The children that came from the Zayteem room picked right up where the children from the Peelim class had left off with the microwave. Right away they noticed the microwave and were really interested in it. I had explained to them that another class was here and they were using the tools to remove the screws on the microwave. The children were curious and wanted to know why they were taking the screw out, to which I could only say,
"Maybe they wanted to know what was inside."
That sparked an interest in the three children that were in the room. The tools were already on the table, ready for them to use. They knew what tools were needed so I showed them that there were two different types of screwdrivers that they could use. We looked around the microwave at where the screws were to see which screwdriver would be the best to use. One child noticed that the screws had an 'X" shape on the them and that the pointy screwdriver would be best. He found this out from experimenting with the flat and the pointy tipped screwdrivers.
As more parts were dissected from the microwave, the more interested they were at figuring out where all of the wires were connected to and what gadgets were inside. It was like a huge puzzle for them. They really started paying attention to what screws were attached to and what things were connecting to each other. As one child was unscrewing some screws another noticed that this big heavy piece was attached to the screws he was undoing. It's small observations like this, that show children the direct effect of what the screws were doing to specific parts. When all the screws were removed, the piece fell with a heavy thud.
By the end of their time, they had gutted and taken apart most of the microwave. They had also been able to get plenty of experience in using the tools in the class which is great motor skills for the kids to be developing. Their excitement to take apart the microwave gave them the opportunity to see the technology inside and the engineering it takes it take to construct a very common household item that the they are familiar with. Even though they don't understand what everything does or how it operates, it still encourages and sparks ideas to create their own pieces of technology with their imagination.

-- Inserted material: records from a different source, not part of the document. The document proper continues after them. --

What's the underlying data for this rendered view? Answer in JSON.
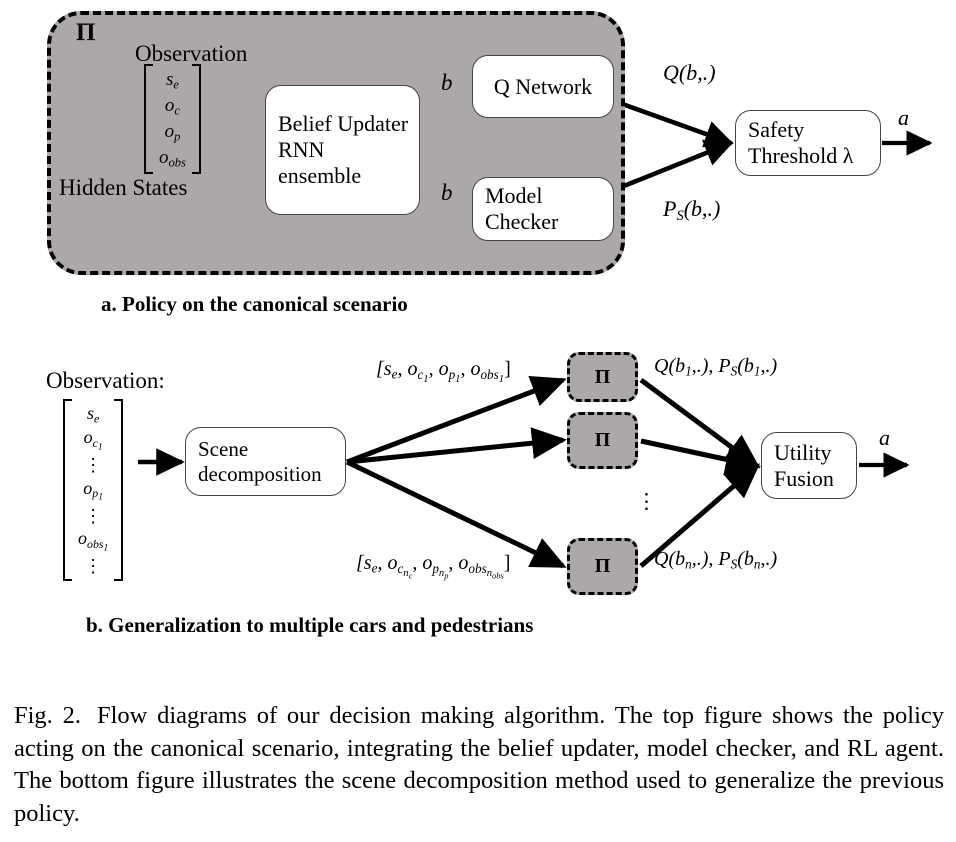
{
  "figure": {
    "panel_a": {
      "policy_symbol": "Π",
      "observation_label": "Observation",
      "observation_vector": [
        "s_e",
        "o_c",
        "o_p",
        "o_obs"
      ],
      "hidden_states_label": "Hidden States",
      "belief_updater_box": "Belief Updater RNN ensemble",
      "belief_updater_lines": [
        "Belief Updater",
        "RNN",
        "ensemble"
      ],
      "q_network_box": "Q Network",
      "model_checker_lines": [
        "Model",
        "Checker"
      ],
      "safety_threshold_lines": [
        "Safety",
        "Threshold λ"
      ],
      "belief_edge_label_top": "b",
      "belief_edge_label_bottom": "b",
      "q_value_label": "Q(b,.)",
      "safety_prob_label": "P_S(b,.)",
      "action_label": "a",
      "subcaption": "a. Policy on the canonical scenario"
    },
    "panel_b": {
      "observation_label": "Observation:",
      "observation_vector": [
        "s_e",
        "o_c1",
        "⋮",
        "o_p1",
        "⋮",
        "o_obs1",
        "⋮"
      ],
      "scene_decomposition_lines": [
        "Scene",
        "decomposition"
      ],
      "decomposed_obs_first": "[s_e, o_c1, o_p1, o_obs1]",
      "decomposed_obs_last": "[s_e, o_cnc, o_pnp, o_obs_nobs]",
      "policy_symbol": "Π",
      "policy_instances": [
        "Π",
        "Π",
        "Π"
      ],
      "vertical_ellipsis": "⋮",
      "utility_first_label": "Q(b_1,.), P_S(b_1,.)",
      "utility_last_label": "Q(b_n,.), P_S(b_n,.)",
      "utility_fusion_lines": [
        "Utility",
        "Fusion"
      ],
      "action_label": "a",
      "subcaption": "b. Generalization to multiple cars and pedestrians"
    },
    "caption": {
      "label": "Fig. 2.",
      "text": "Flow diagrams of our decision making algorithm. The top figure shows the policy acting on the canonical scenario, integrating the belief updater, model checker, and RL agent. The bottom figure illustrates the scene decomposition method used to generalize the previous policy."
    },
    "colors": {
      "policy_fill": "#aba8a7",
      "box_fill": "#ffffff",
      "stroke": "#000000",
      "background": "#ffffff"
    }
  }
}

The children came in very excited to come to the STEAM room for their first time. There was lots to look at for the children of the Oval class. They instantly went right to the bamboo and admired at how long and big the pieces were. As a group they decided they wanted to make a stage to perform music on. Placing the bamboo down they noticed that the surface was not good enough or stable enough for all of them to stand on. They found and placed some square wooden blocks on the floor and deemed it their stage. They now just needed instruments to play. They walked around and looked at items all around the room, testing to see how they sounded. When they came to the Styrofoam it made a loud drum like sound. They put on a short performance of songs when I asked them,
"Could we make a real instrument with something? Could we use this bamboo?"
We brought over a big piece of bamboo. We looked at it carefully, noticing how it felt, questioning what is inside bamboo and how we could open it to find out? The first child suggested using a knife to cut the bamboo open. We didn't have a knife, so I asked,
"What else could we use?"
Another child said we needed tools. We grabbed the tool box and looked to see what a good tool would be. A child pulled out a screwdriver to poke and hit the bamboo but it didn't open. Another child took out a hammer and started hitting it hard. It didn't break or even split the bamboo. They all realized the bamboo is stronger and harder than what they had probably expected it to be.
I showed them a saw asked them, "What do we do with this?" They knew we should use the saw to cut the bamboo open. Three children held one end of the bamboo. Another helped to cut a piece. We looked inside and there was nothing but a hole. Everyone got a chance to help cut a piece. One child clacked the two pieces together and noticed the sound. They said it was an instrument and brought it back to their class to use it for their band time.